Kerry said: “I will strongly recommend to the President that this is a policy that we should be pursuing … But I guarantee you that we will be completely consistent with 1.5 C – 1.5 C governs the choices we have to make within 10 coming years. Any decision must fall within this framework. “
He said the G7’s decision to assert a temperature limit of 1.5 ° C, which scientists say will require halving greenhouse gas emissions this decade as well as net zero emissions d ‘by 2050, marked the first time that countries had made such a commitment and was a big step forward. The 2015 Paris agreement requires countries to keep temperature rises “well below” 2 degrees Celsius above pre-industrial levels, with a limit of 1.5 C as suction.
“[There was] a greater sense of urgency than I have felt in the G7 countries as a unit, ”he said.
Barbara Pompili, French Environment Minister, said: “I am delighted that agreement has been reached on a key aspect of our G7 communiqué: the absolute end of new direct government support for international production of coal-fired electricity. It gives a very strong signal to the world that coal is an energy of the past and has no place in our future energy mix. It sets the stage for a radical transition to clean energy.
“It was a difficult decision for Japan in particular, and I am very happy that Japan was able to take this decisive step.”
South Korea, another major source of funding for overseas coal-fired power generation, has already agreed to end the practice. This leaves China as the main source of such funding in developing countries.
China will now be closely watched before Cop26, the vital UN climate talks to be hosted by the UK in Glasgow in November. The largest transmitter in the world has yet to produce a national plan to reduce greenhouse gas emissions by 2030, called a nationally determined contribution (NDC) and an essential part of any deal in Glasgow.
Amina Mohammed, UN Deputy Secretary General, told the meeting: “We are running out of time to bend the emissions curve and reduce emissions by 45% globally by 2030 and that is from the levels 2010. This means that all major issuers must deliver enhanced CDNs this year with concrete and credible targets that we can follow through to 2030. Significant investments in the targets we set for ourselves for 2030 will determine the outcome of the credibility of the 2050 goals. And that means there will be no new coal from now on, phasing out coal in OECD countries by 2030 and the rest of the world by 2040 .
The United Kingdom, which this year holds the rotating presidency of the G7, as well as the summit of the Cop26, also called on all countries to phase out coal for power generation. However, his efforts were overshadowed by an argument over a possible new coal mine in Cumbria, now the subject of a public survey.
The G7 press release contains a warning, the Guardian understands, at the request of the Japanese government, that this would allow financing of coal under “circumstances limited to the discretion of each country.” It is understood that this will only be used in exceptional circumstances.
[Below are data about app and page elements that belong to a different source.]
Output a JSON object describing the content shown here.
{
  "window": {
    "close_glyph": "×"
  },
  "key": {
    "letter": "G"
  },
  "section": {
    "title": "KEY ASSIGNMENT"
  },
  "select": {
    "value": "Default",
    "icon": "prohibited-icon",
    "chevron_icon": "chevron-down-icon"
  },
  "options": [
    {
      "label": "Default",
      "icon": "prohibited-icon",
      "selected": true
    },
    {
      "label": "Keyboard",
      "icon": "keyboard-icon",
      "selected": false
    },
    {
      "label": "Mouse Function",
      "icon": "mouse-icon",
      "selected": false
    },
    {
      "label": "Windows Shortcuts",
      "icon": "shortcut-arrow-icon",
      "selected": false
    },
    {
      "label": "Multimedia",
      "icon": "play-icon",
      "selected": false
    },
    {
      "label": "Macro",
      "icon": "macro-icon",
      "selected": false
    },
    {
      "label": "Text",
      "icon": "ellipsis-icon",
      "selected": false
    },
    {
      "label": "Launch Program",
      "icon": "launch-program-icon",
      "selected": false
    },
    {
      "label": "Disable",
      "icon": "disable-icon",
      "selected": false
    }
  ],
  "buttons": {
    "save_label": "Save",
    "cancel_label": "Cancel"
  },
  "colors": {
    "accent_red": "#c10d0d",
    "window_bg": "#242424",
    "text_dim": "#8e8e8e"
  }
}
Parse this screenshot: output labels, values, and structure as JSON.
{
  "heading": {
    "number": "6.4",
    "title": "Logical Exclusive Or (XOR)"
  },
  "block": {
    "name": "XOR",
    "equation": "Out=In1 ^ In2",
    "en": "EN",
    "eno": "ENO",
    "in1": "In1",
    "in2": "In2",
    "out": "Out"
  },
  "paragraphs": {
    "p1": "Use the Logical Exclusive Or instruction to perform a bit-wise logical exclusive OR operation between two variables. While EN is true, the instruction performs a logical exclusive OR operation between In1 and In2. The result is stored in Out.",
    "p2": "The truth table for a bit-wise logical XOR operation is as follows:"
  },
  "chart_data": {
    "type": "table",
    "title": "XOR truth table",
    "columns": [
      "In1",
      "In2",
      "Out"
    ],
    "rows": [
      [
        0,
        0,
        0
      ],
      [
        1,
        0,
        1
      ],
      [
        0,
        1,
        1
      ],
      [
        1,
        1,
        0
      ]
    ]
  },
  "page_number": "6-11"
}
The draft text reads: “We commit to promote increased international flows of public and private capital to investments aligned with the Paris Agreement and to move away from high-grade electricity generation. in carbon to support the clean energy transition in developing countries. In this context, we will phase out new direct government support for international carbon-intensive fossil fuels, except in circumstances limited to the discretion of each country, in a manner consistent with an ambitious and clearly defined path to climate neutrality. in order to keep 1.5C on hand, in line with the long-term goals of the Paris Agreement and the best available science.
“Consistent with this comprehensive approach and recognizing that continued global investment in relentless coal production is incompatible with keeping 1.5 ° C within reach, we stress that relentless international investment in coal must cease now and commit to taking concrete steps towards the absolute end of a new direct government support for international production of thermal coal-fired electricity relentlessly by the end of 2021, including through aid public development, export financing, investment and financial and trade promotion support. “